Extracted data entries:
************

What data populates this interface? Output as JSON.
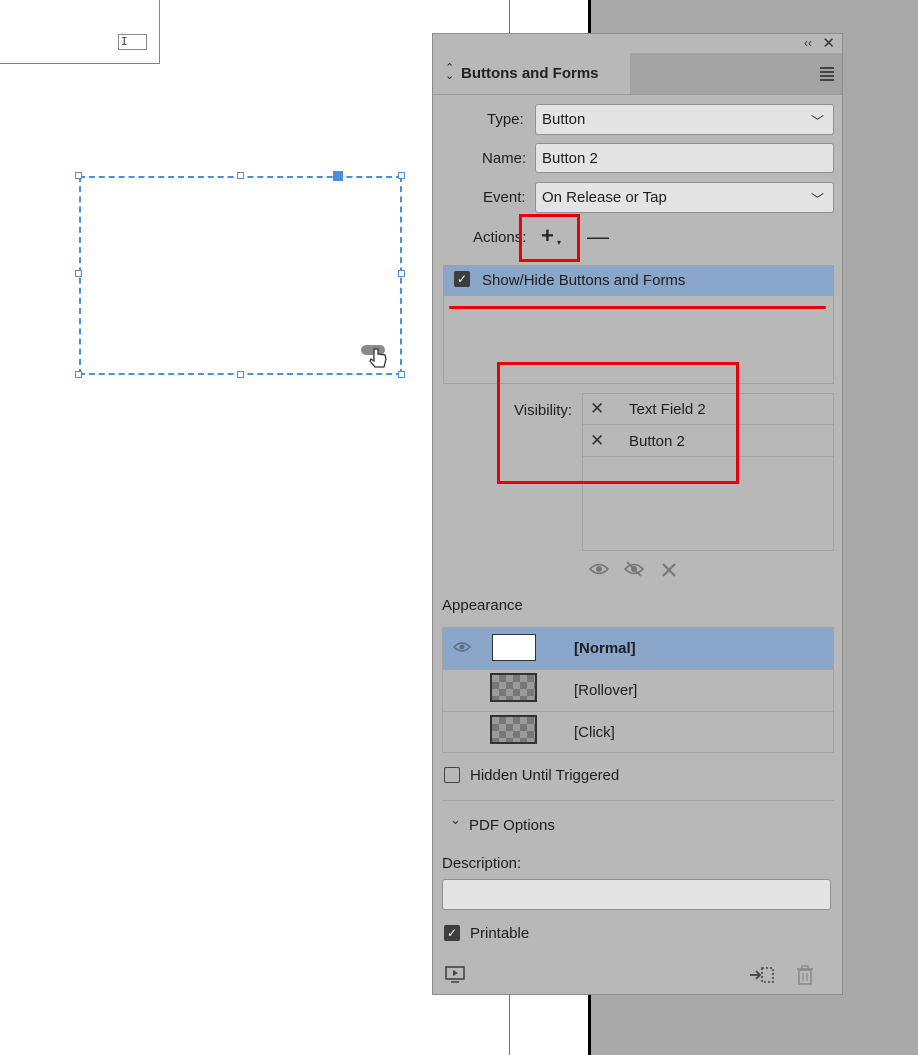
{
  "canvas": {
    "textframe_icon_glyph": "I",
    "hand_icon_glyph": "☝"
  },
  "panel": {
    "title": "Buttons and Forms",
    "collapse_glyph": "‹‹",
    "close_glyph": "✕",
    "type_label": "Type:",
    "type_value": "Button",
    "name_label": "Name:",
    "name_value": "Button 2",
    "event_label": "Event:",
    "event_value": "On Release or Tap",
    "actions_label": "Actions:",
    "add_action_glyph": "+",
    "remove_action_glyph": "—",
    "actions": [
      {
        "label": "Show/Hide Buttons and Forms",
        "checked": true
      }
    ],
    "visibility_label": "Visibility:",
    "visibility_items": [
      {
        "state_glyph": "✕",
        "label": "Text Field 2"
      },
      {
        "state_glyph": "✕",
        "label": "Button 2"
      }
    ],
    "visibility_tool_icons": [
      "eye-icon",
      "eye-slash-icon",
      "close-icon"
    ],
    "appearance_label": "Appearance",
    "appearance_states": [
      {
        "label": "[Normal]",
        "selected": true
      },
      {
        "label": "[Rollover]",
        "selected": false
      },
      {
        "label": "[Click]",
        "selected": false
      }
    ],
    "hidden_until_triggered_label": "Hidden Until Triggered",
    "hidden_until_triggered_checked": false,
    "pdf_options_label": "PDF Options",
    "description_label": "Description:",
    "description_value": "",
    "printable_label": "Printable",
    "printable_checked": true
  },
  "colors": {
    "panel_bg": "#b8b8b8",
    "selection": "#8aa6c8",
    "annotation_red": "#e8000b",
    "frame_blue": "#4a90d9"
  }
}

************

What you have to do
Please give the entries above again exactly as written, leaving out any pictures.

Task answer
What data populates this interface? Output as JSON.
{
  "canvas": {
    "textframe_icon_glyph": "I",
    "hand_icon_glyph": "☝"
  },
  "panel": {
    "title": "Buttons and Forms",
    "collapse_glyph": "‹‹",
    "close_glyph": "✕",
    "type_label": "Type:",
    "type_value": "Button",
    "name_label": "Name:",
    "name_value": "Button 2",
    "event_label": "Event:",
    "event_value": "On Release or Tap",
    "actions_label": "Actions:",
    "add_action_glyph": "+",
    "remove_action_glyph": "—",
    "actions": [
      {
        "label": "Show/Hide Buttons and Forms",
        "checked": true
      }
    ],
    "visibility_label": "Visibility:",
    "visibility_items": [
      {
        "state_glyph": "✕",
        "label": "Text Field 2"
      },
      {
        "state_glyph": "✕",
        "label": "Button 2"
      }
    ],
    "visibility_tool_icons": [
      "eye-icon",
      "eye-slash-icon",
      "close-icon"
    ],
    "appearance_label": "Appearance",
    "appearance_states": [
      {
        "label": "[Normal]",
        "selected": true
      },
      {
        "label": "[Rollover]",
        "selected": false
      },
      {
        "label": "[Click]",
        "selected": false
      }
    ],
    "hidden_until_triggered_label": "Hidden Until Triggered",
    "hidden_until_triggered_checked": false,
    "pdf_options_label": "PDF Options",
    "description_label": "Description:",
    "description_value": "",
    "printable_label": "Printable",
    "printable_checked": true
  },
  "colors": {
    "panel_bg": "#b8b8b8",
    "selection": "#8aa6c8",
    "annotation_red": "#e8000b",
    "frame_blue": "#4a90d9"
  }
}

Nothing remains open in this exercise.